Stay Connected


Going to New Heights to Restore Habitat

Talk about taking restoration to a whole new level: last month, we—along with The Mattole Salmon Group and other partners—flew trees in by helicopter to create fish habitat on Northern California’s Mattole River. The Douglas firs had been removed from a nearby prairie, which is being restored and replanted with native grasses. Rather than burning the trees as waste or using them for firewood, we decided to use them to create in-stream habitat called “large woody debris.” The new habitat will benefit threatened fish like salmon and steelhead.

Logs and other natural, woody debris help slow the flow of water in parts of creeks and rivers, providing resting places for fish. We’ve used trees on other projects in California—but this is the first time we’ve used a helicopter to transport them. In fact, hauling logs by truck can be an expensive and slow process, taking several weeks to complete.

With this project, we were able to fly in 200 trees in only 11 hours! Not only were we able to place them quickly, but the project actually saved money by using the helicopter rather than trucking them to the site. Using the helicopter also meant that the local community and the river weren’t disturbed by heavy equipment rolling through town.

More than 200 trees—roots and all—were placed in four different configurations, optimized to form fish habitat. They will create pools in the low-flow months of summer, and provide shelter for fish during high flows in winter months.

We partnered with the Mattole Salmon Group, The Nature Conservancy, and the California Department of Fish and Wildlife on this project. The Mattole Salmon Group will monitor the site to see what kind of changes the trees bring to the river, and how many more fish swim and spawn there in years to come.
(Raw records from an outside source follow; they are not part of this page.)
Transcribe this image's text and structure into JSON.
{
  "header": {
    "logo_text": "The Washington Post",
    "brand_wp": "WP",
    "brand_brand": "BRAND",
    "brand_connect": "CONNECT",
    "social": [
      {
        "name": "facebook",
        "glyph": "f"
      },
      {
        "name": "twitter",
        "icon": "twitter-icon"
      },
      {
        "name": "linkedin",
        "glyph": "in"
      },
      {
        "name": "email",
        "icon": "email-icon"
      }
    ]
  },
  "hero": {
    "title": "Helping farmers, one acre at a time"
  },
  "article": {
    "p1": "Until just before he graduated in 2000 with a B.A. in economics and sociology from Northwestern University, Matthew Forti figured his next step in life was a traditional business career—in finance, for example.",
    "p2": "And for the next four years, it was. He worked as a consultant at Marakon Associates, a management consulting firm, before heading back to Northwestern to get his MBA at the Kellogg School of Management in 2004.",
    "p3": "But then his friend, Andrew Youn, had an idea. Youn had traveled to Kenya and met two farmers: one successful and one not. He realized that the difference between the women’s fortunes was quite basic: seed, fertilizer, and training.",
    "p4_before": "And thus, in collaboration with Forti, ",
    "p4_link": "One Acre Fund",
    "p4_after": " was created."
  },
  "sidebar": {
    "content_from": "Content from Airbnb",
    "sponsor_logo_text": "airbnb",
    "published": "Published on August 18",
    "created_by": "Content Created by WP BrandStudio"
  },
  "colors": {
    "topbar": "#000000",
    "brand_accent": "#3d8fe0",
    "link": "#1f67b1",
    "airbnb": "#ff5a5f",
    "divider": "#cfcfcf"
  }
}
Posted December 16, 2013

Trees are flown in by helicopter.
Credit: Amanda Malachesky.
Trees are placed in the Mattole River to create large woody debris.